**Source information:**
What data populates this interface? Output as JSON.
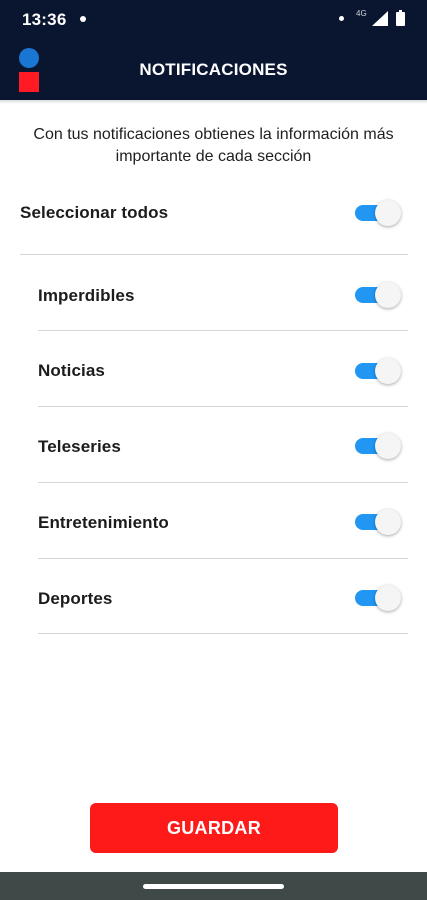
{
  "status_bar": {
    "time": "13:36",
    "network": "4G",
    "icons": [
      "notification-dot-icon",
      "signal-icon",
      "battery-icon"
    ]
  },
  "header": {
    "title": "NOTIFICACIONES",
    "logo_colors": {
      "circle": "#1976d2",
      "square": "#ff1a24"
    }
  },
  "intro_text": "Con tus notificaciones obtienes la información más importante de cada sección",
  "select_all": {
    "label": "Seleccionar todos",
    "checked": true
  },
  "categories": [
    {
      "label": "Imperdibles",
      "checked": true
    },
    {
      "label": "Noticias",
      "checked": true
    },
    {
      "label": "Teleseries",
      "checked": true
    },
    {
      "label": "Entretenimiento",
      "checked": true
    },
    {
      "label": "Deportes",
      "checked": true
    }
  ],
  "save_button": {
    "label": "GUARDAR"
  },
  "colors": {
    "header_bg": "#0a1530",
    "toggle_on": "#2196f3",
    "button_bg": "#ff1a1a"
  }
}
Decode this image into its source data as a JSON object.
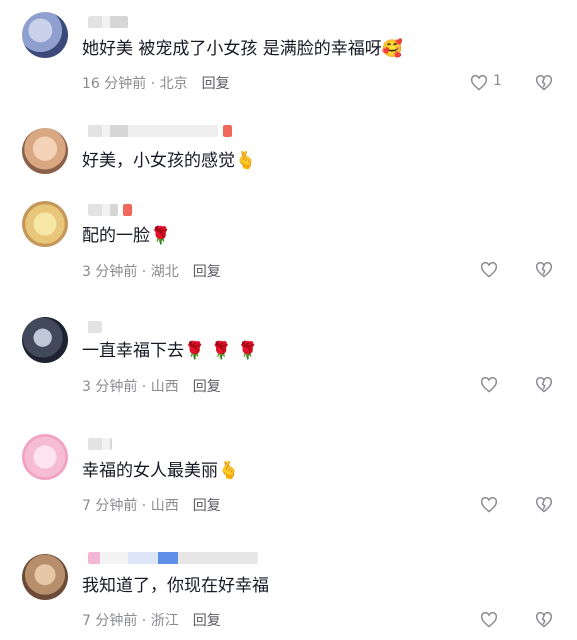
{
  "comments": [
    {
      "text": "她好美 被宠成了小女孩 是满脸的幸福呀🥰",
      "time": "16 分钟前",
      "location": "北京",
      "reply": "回复",
      "likes": "1"
    },
    {
      "text": "好美，小女孩的感觉🫰",
      "time": "",
      "location": "",
      "reply": "",
      "likes": ""
    },
    {
      "text": "配的一脸🌹",
      "time": "3 分钟前",
      "location": "湖北",
      "reply": "回复",
      "likes": ""
    },
    {
      "text": "一直幸福下去🌹 🌹 🌹",
      "time": "3 分钟前",
      "location": "山西",
      "reply": "回复",
      "likes": ""
    },
    {
      "text": "幸福的女人最美丽🫰",
      "time": "7 分钟前",
      "location": "山西",
      "reply": "回复",
      "likes": ""
    },
    {
      "text": "我知道了，你现在好幸福",
      "time": "7 分钟前",
      "location": "浙江",
      "reply": "回复",
      "likes": ""
    }
  ],
  "separator": " · ",
  "icons": {
    "like": "heart-outline-icon",
    "dislike": "broken-heart-icon"
  },
  "colors": {
    "text": "#161823",
    "meta": "#8a8b91",
    "icon": "#8a8b91"
  }
}
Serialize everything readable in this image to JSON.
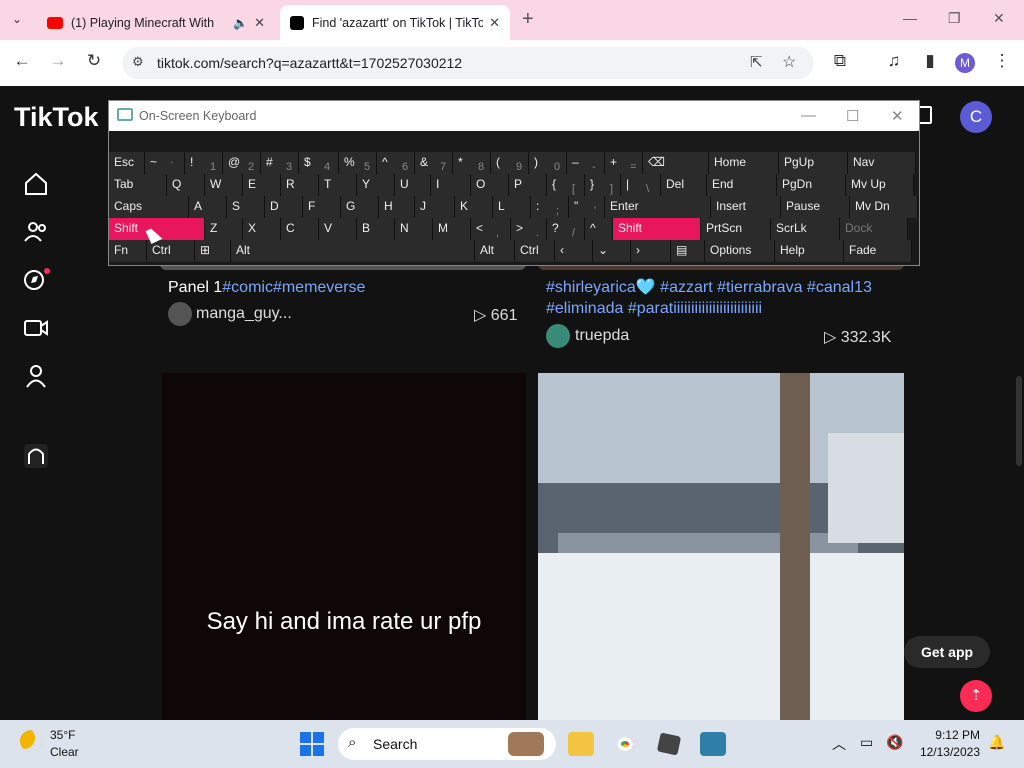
{
  "browser": {
    "tabs": [
      {
        "title": "(1) Playing Minecraft With",
        "close": "✕"
      },
      {
        "title": "Find 'azazartt' on TikTok | TikTok",
        "close": "✕"
      }
    ],
    "new_tab": "+",
    "url": "tiktok.com/search?q=azazartt&t=1702527030212",
    "profile_initial": "M"
  },
  "tiktok": {
    "logo": "TikTok",
    "avatar_initial": "C",
    "results": [
      {
        "title_plain": "Panel 1",
        "title_tags": "#comic#memeverse",
        "author": "manga_guy...",
        "views": "661"
      },
      {
        "title_tags": "#shirleyarica🩵 #azzart #tierrabrava #canal13 #eliminada #paratiiiiiiiiiiiiiiiiiiiiiiiii",
        "author": "truepda",
        "views": "332.3K"
      }
    ],
    "video_caption": "Say hi and ima rate ur pfp",
    "get_app": "Get app"
  },
  "osk": {
    "title": "On-Screen Keyboard",
    "rows": [
      [
        {
          "l": "Esc",
          "w": 36
        },
        {
          "l": "~",
          "s": "`",
          "w": 40
        },
        {
          "l": "!",
          "s": "1",
          "w": 38
        },
        {
          "l": "@",
          "s": "2",
          "w": 38
        },
        {
          "l": "#",
          "s": "3",
          "w": 38
        },
        {
          "l": "$",
          "s": "4",
          "w": 40
        },
        {
          "l": "%",
          "s": "5",
          "w": 38
        },
        {
          "l": "^",
          "s": "6",
          "w": 38
        },
        {
          "l": "&",
          "s": "7",
          "w": 38
        },
        {
          "l": "*",
          "s": "8",
          "w": 38
        },
        {
          "l": "(",
          "s": "9",
          "w": 38
        },
        {
          "l": ")",
          "s": "0",
          "w": 38
        },
        {
          "l": "–",
          "s": "-",
          "w": 38
        },
        {
          "l": "+",
          "s": "=",
          "w": 38
        },
        {
          "l": "⌫",
          "w": 66
        },
        {
          "l": "Home",
          "w": 70
        },
        {
          "l": "PgUp",
          "w": 69
        },
        {
          "l": "Nav",
          "w": 68
        }
      ],
      [
        {
          "l": "Tab",
          "w": 58
        },
        {
          "l": "Q",
          "w": 38
        },
        {
          "l": "W",
          "w": 38
        },
        {
          "l": "E",
          "w": 38
        },
        {
          "l": "R",
          "w": 38
        },
        {
          "l": "T",
          "w": 38
        },
        {
          "l": "Y",
          "w": 38
        },
        {
          "l": "U",
          "w": 36
        },
        {
          "l": "I",
          "w": 40
        },
        {
          "l": "O",
          "w": 38
        },
        {
          "l": "P",
          "w": 38
        },
        {
          "l": "{",
          "s": "[",
          "w": 38
        },
        {
          "l": "}",
          "s": "]",
          "w": 36
        },
        {
          "l": "|",
          "s": "\\",
          "w": 40
        },
        {
          "l": "Del",
          "w": 46
        },
        {
          "l": "End",
          "w": 70
        },
        {
          "l": "PgDn",
          "w": 69
        },
        {
          "l": "Mv Up",
          "w": 68
        }
      ],
      [
        {
          "l": "Caps",
          "w": 80
        },
        {
          "l": "A",
          "w": 38
        },
        {
          "l": "S",
          "w": 38
        },
        {
          "l": "D",
          "w": 38
        },
        {
          "l": "F",
          "w": 38
        },
        {
          "l": "G",
          "w": 38
        },
        {
          "l": "H",
          "w": 36
        },
        {
          "l": "J",
          "w": 40
        },
        {
          "l": "K",
          "w": 38
        },
        {
          "l": "L",
          "w": 38
        },
        {
          "l": ":",
          "s": ";",
          "w": 38
        },
        {
          "l": "\"",
          "s": "'",
          "w": 36
        },
        {
          "l": "Enter",
          "w": 106
        },
        {
          "l": "Insert",
          "w": 70
        },
        {
          "l": "Pause",
          "w": 69
        },
        {
          "l": "Mv Dn",
          "w": 68
        }
      ],
      [
        {
          "l": "Shift",
          "w": 96,
          "pink": true
        },
        {
          "l": "Z",
          "w": 38
        },
        {
          "l": "X",
          "w": 38
        },
        {
          "l": "C",
          "w": 38
        },
        {
          "l": "V",
          "w": 38
        },
        {
          "l": "B",
          "w": 38
        },
        {
          "l": "N",
          "w": 38
        },
        {
          "l": "M",
          "w": 38
        },
        {
          "l": "<",
          "s": ",",
          "w": 40
        },
        {
          "l": ">",
          "s": ".",
          "w": 36
        },
        {
          "l": "?",
          "s": "/",
          "w": 38
        },
        {
          "l": "^",
          "w": 28
        },
        {
          "l": "Shift",
          "w": 88,
          "pink": true
        },
        {
          "l": "PrtScn",
          "w": 70
        },
        {
          "l": "ScrLk",
          "w": 69
        },
        {
          "l": "Dock",
          "w": 68,
          "dim": true
        }
      ],
      [
        {
          "l": "Fn",
          "w": 38
        },
        {
          "l": "Ctrl",
          "w": 48
        },
        {
          "l": "⊞",
          "w": 36
        },
        {
          "l": "Alt",
          "w": 244
        },
        {
          "l": "Alt",
          "w": 40
        },
        {
          "l": "Ctrl",
          "w": 40
        },
        {
          "l": "‹",
          "w": 38
        },
        {
          "l": "⌄",
          "w": 38
        },
        {
          "l": "›",
          "w": 40
        },
        {
          "l": "▤",
          "w": 34
        },
        {
          "l": "Options",
          "w": 70
        },
        {
          "l": "Help",
          "w": 69
        },
        {
          "l": "Fade",
          "w": 68
        }
      ]
    ]
  },
  "taskbar": {
    "temperature": "35°F",
    "condition": "Clear",
    "search_label": "Search",
    "time": "9:12 PM",
    "date": "12/13/2023"
  }
}
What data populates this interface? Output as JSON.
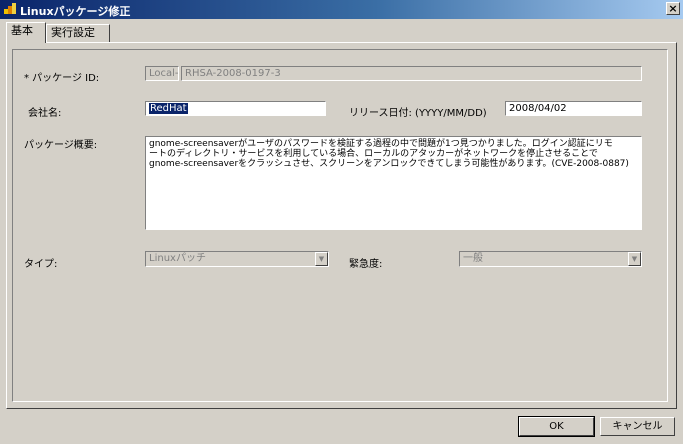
{
  "window": {
    "title": "Linuxパッケージ修正",
    "close_glyph": "×"
  },
  "tabs": [
    {
      "label": "基本",
      "active": true
    },
    {
      "label": "実行設定",
      "active": false
    }
  ],
  "form": {
    "package_id": {
      "label": "* パッケージ ID:",
      "prefix": "Local-",
      "value": "RHSA-2008-0197-3"
    },
    "company": {
      "label": "会社名:",
      "value": "RedHat"
    },
    "release_date": {
      "label": "リリース日付: (YYYY/MM/DD)",
      "value": "2008/04/02"
    },
    "summary": {
      "label": "パッケージ概要:",
      "lines": [
        "gnome-screensaverがユーザのパスワードを検証する過程の中で問題が1つ見つかりました。ログイン認証にリモ",
        "ートのディレクトリ・サービスを利用している場合、ローカルのアタッカーがネットワークを停止させることで",
        "gnome-screensaverをクラッシュさせ、スクリーンをアンロックできてしまう可能性があります。(CVE-2008-0887)"
      ]
    },
    "type": {
      "label": "タイプ:",
      "value": "Linuxパッチ"
    },
    "severity": {
      "label": "緊急度:",
      "value": "一般"
    }
  },
  "buttons": {
    "ok": "OK",
    "cancel": "キャンセル"
  }
}
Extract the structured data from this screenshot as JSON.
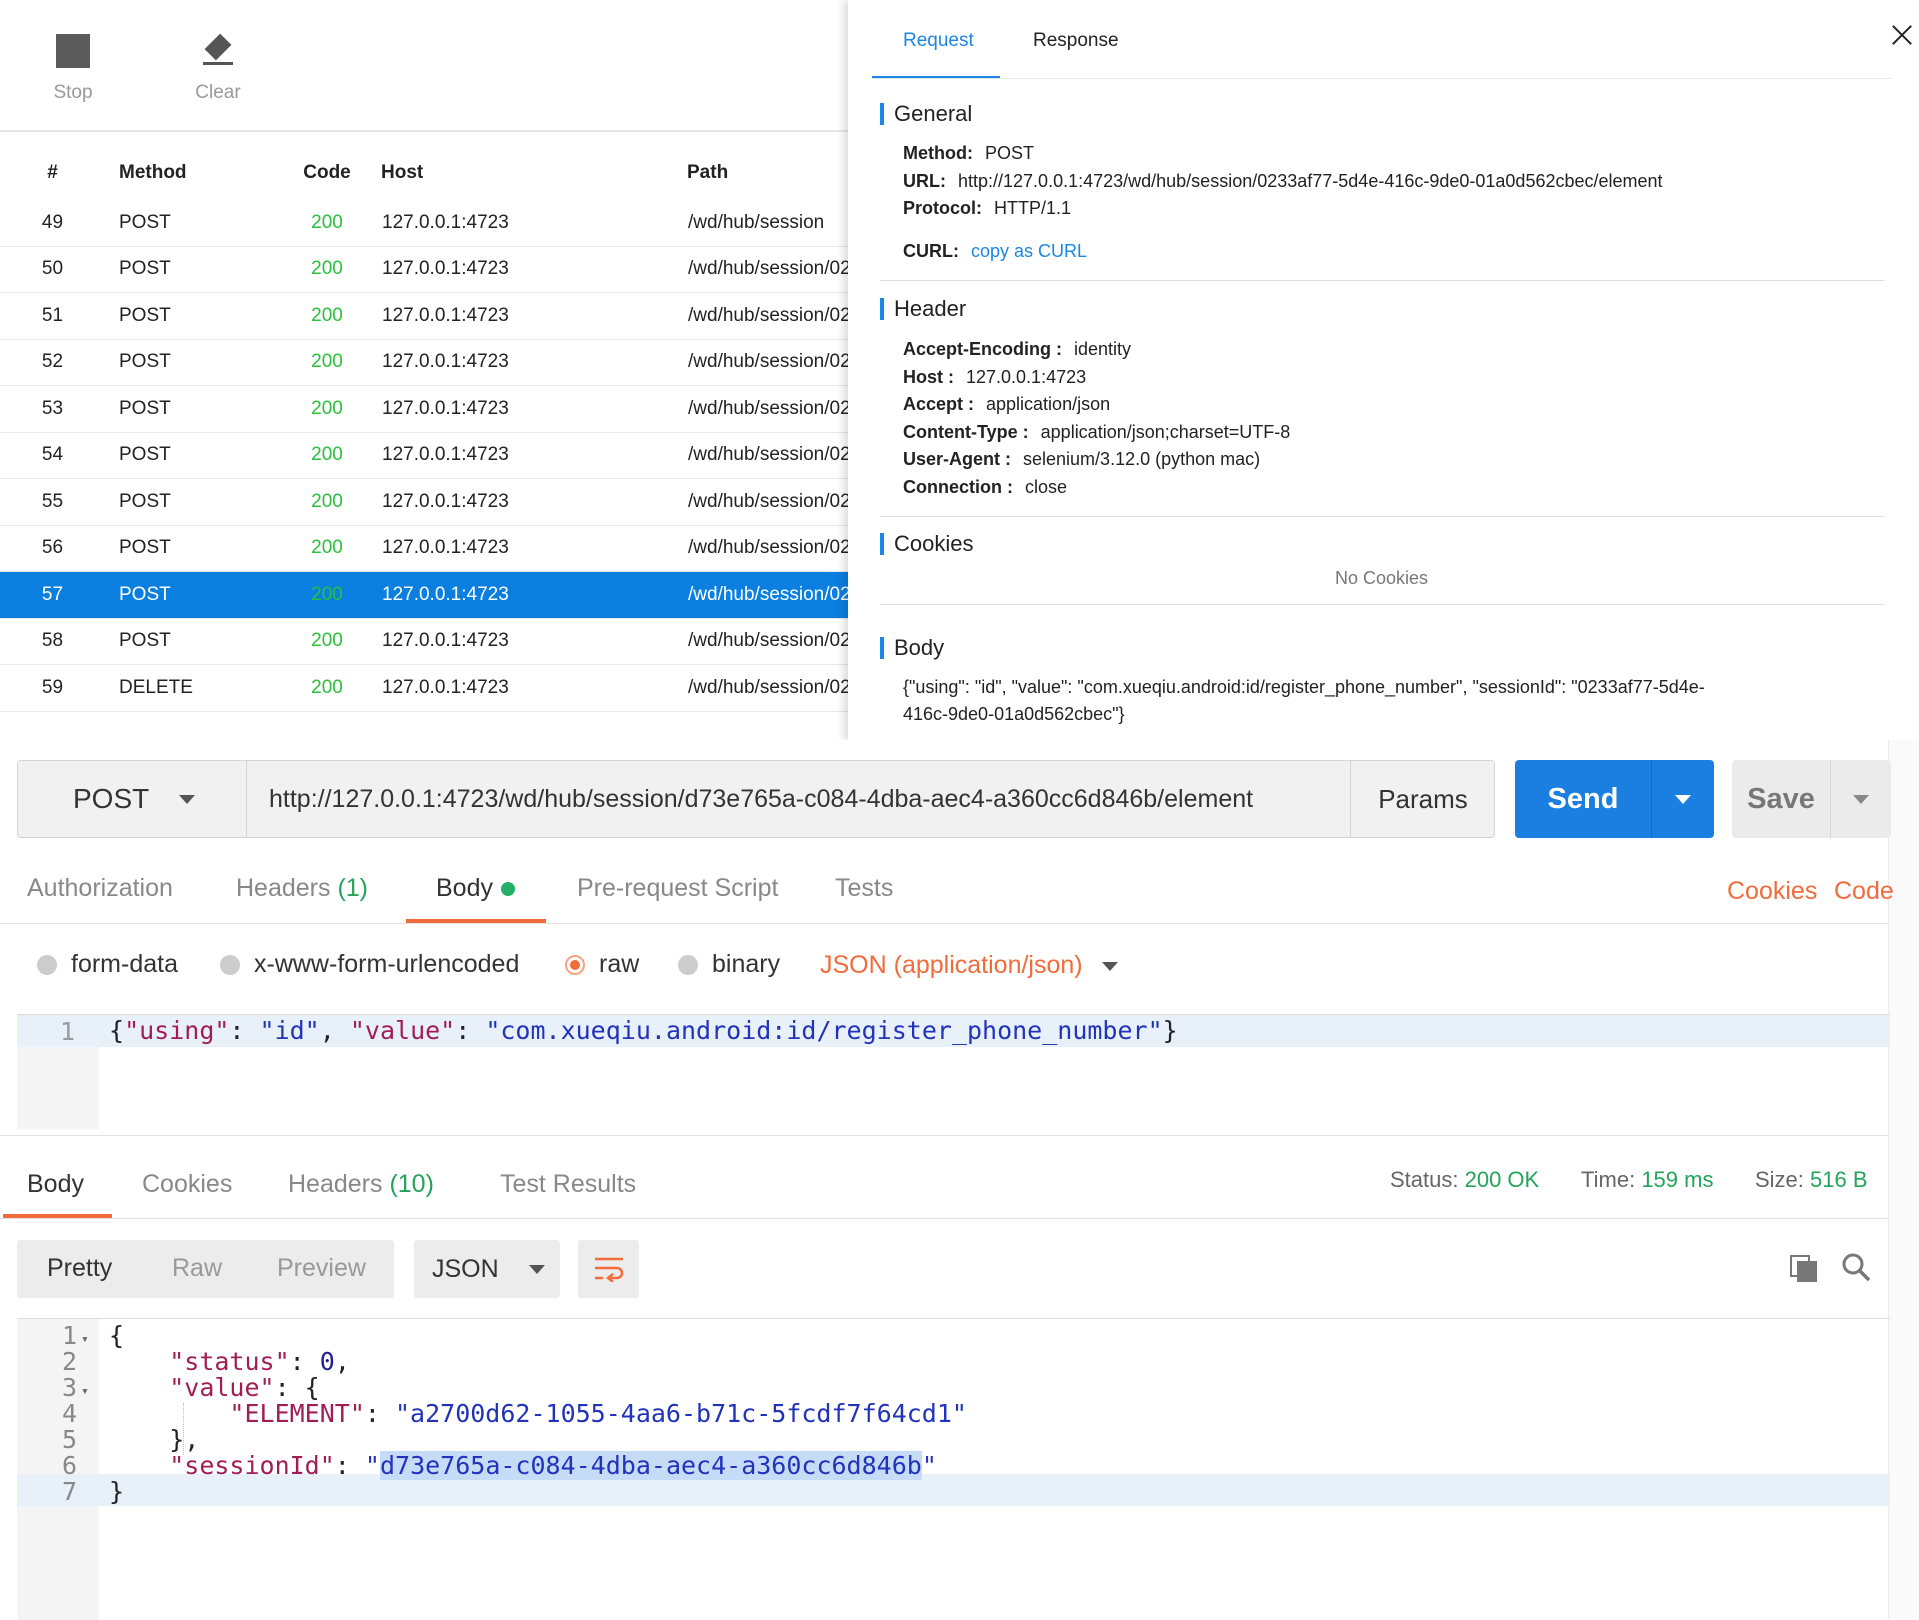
{
  "toolbar": {
    "stop_label": "Stop",
    "clear_label": "Clear"
  },
  "traffic": {
    "columns": [
      "#",
      "Method",
      "Code",
      "Host",
      "Path"
    ],
    "rows": [
      {
        "num": "49",
        "method": "POST",
        "code": "200",
        "host": "127.0.0.1:4723",
        "path": "/wd/hub/session"
      },
      {
        "num": "50",
        "method": "POST",
        "code": "200",
        "host": "127.0.0.1:4723",
        "path": "/wd/hub/session/02"
      },
      {
        "num": "51",
        "method": "POST",
        "code": "200",
        "host": "127.0.0.1:4723",
        "path": "/wd/hub/session/02"
      },
      {
        "num": "52",
        "method": "POST",
        "code": "200",
        "host": "127.0.0.1:4723",
        "path": "/wd/hub/session/02"
      },
      {
        "num": "53",
        "method": "POST",
        "code": "200",
        "host": "127.0.0.1:4723",
        "path": "/wd/hub/session/02"
      },
      {
        "num": "54",
        "method": "POST",
        "code": "200",
        "host": "127.0.0.1:4723",
        "path": "/wd/hub/session/02"
      },
      {
        "num": "55",
        "method": "POST",
        "code": "200",
        "host": "127.0.0.1:4723",
        "path": "/wd/hub/session/02"
      },
      {
        "num": "56",
        "method": "POST",
        "code": "200",
        "host": "127.0.0.1:4723",
        "path": "/wd/hub/session/02"
      },
      {
        "num": "57",
        "method": "POST",
        "code": "200",
        "host": "127.0.0.1:4723",
        "path": "/wd/hub/session/02"
      },
      {
        "num": "58",
        "method": "POST",
        "code": "200",
        "host": "127.0.0.1:4723",
        "path": "/wd/hub/session/02"
      },
      {
        "num": "59",
        "method": "DELETE",
        "code": "200",
        "host": "127.0.0.1:4723",
        "path": "/wd/hub/session/02"
      }
    ],
    "selected": "57"
  },
  "detail": {
    "tabs": {
      "request": "Request",
      "response": "Response"
    },
    "general": {
      "title": "General",
      "method_label": "Method:",
      "method": "POST",
      "url_label": "URL:",
      "url": "http://127.0.0.1:4723/wd/hub/session/0233af77-5d4e-416c-9de0-01a0d562cbec/element",
      "protocol_label": "Protocol:",
      "protocol": "HTTP/1.1",
      "curl_label": "CURL:",
      "curl_link": "copy as CURL"
    },
    "header": {
      "title": "Header",
      "items": [
        {
          "key": "Accept-Encoding :",
          "value": "identity"
        },
        {
          "key": "Host :",
          "value": "127.0.0.1:4723"
        },
        {
          "key": "Accept :",
          "value": "application/json"
        },
        {
          "key": "Content-Type :",
          "value": "application/json;charset=UTF-8"
        },
        {
          "key": "User-Agent :",
          "value": "selenium/3.12.0 (python mac)"
        },
        {
          "key": "Connection :",
          "value": "close"
        }
      ]
    },
    "cookies": {
      "title": "Cookies",
      "empty": "No Cookies"
    },
    "body": {
      "title": "Body",
      "line1": "{\"using\": \"id\", \"value\": \"com.xueqiu.android:id/register_phone_number\", \"sessionId\": \"0233af77-5d4e-",
      "line2": "416c-9de0-01a0d562cbec\"}"
    }
  },
  "postman": {
    "method": "POST",
    "url": "http://127.0.0.1:4723/wd/hub/session/d73e765a-c084-4dba-aec4-a360cc6d846b/element",
    "params_label": "Params",
    "send_label": "Send",
    "save_label": "Save",
    "request_tabs": {
      "authorization": "Authorization",
      "headers": "Headers",
      "headers_count": "(1)",
      "body": "Body",
      "prerequest": "Pre-request Script",
      "tests": "Tests"
    },
    "cookies_link": "Cookies",
    "code_link": "Code",
    "body_modes": {
      "form_data": "form-data",
      "urlencoded": "x-www-form-urlencoded",
      "raw": "raw",
      "binary": "binary"
    },
    "content_type": "JSON (application/json)",
    "request_body": {
      "line_number": "1",
      "p1": "{",
      "k1": "\"using\"",
      "p2": ": ",
      "v1": "\"id\"",
      "p3": ", ",
      "k2": "\"value\"",
      "p4": ": ",
      "v2": "\"com.xueqiu.android:id/register_phone_number\"",
      "p5": "}"
    },
    "response_tabs": {
      "body": "Body",
      "cookies": "Cookies",
      "headers": "Headers",
      "headers_count": "(10)",
      "test_results": "Test Results"
    },
    "status": {
      "status_label": "Status:",
      "status": "200 OK",
      "time_label": "Time:",
      "time": "159 ms",
      "size_label": "Size:",
      "size": "516 B"
    },
    "view_modes": {
      "pretty": "Pretty",
      "raw": "Raw",
      "preview": "Preview"
    },
    "format": "JSON",
    "response_lines": [
      "1",
      "2",
      "3",
      "4",
      "5",
      "6",
      "7"
    ],
    "response": {
      "open": "{",
      "status_key": "\"status\"",
      "status_colon": ": ",
      "status_val": "0",
      "comma": ",",
      "value_key": "\"value\"",
      "value_colon": ": {",
      "element_key": "\"ELEMENT\"",
      "element_colon": ": ",
      "element_val": "\"a2700d62-1055-4aa6-b71c-5fcdf7f64cd1\"",
      "inner_close": "},",
      "session_key": "\"sessionId\"",
      "session_colon": ": ",
      "quote": "\"",
      "session_val": "d73e765a-c084-4dba-aec4-a360cc6d846b",
      "close": "}"
    },
    "icons": {
      "copy": "copy-icon",
      "search": "search-icon",
      "wrap": "wrap-lines-icon"
    }
  }
}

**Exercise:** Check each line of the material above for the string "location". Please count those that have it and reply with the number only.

**Response area:** 6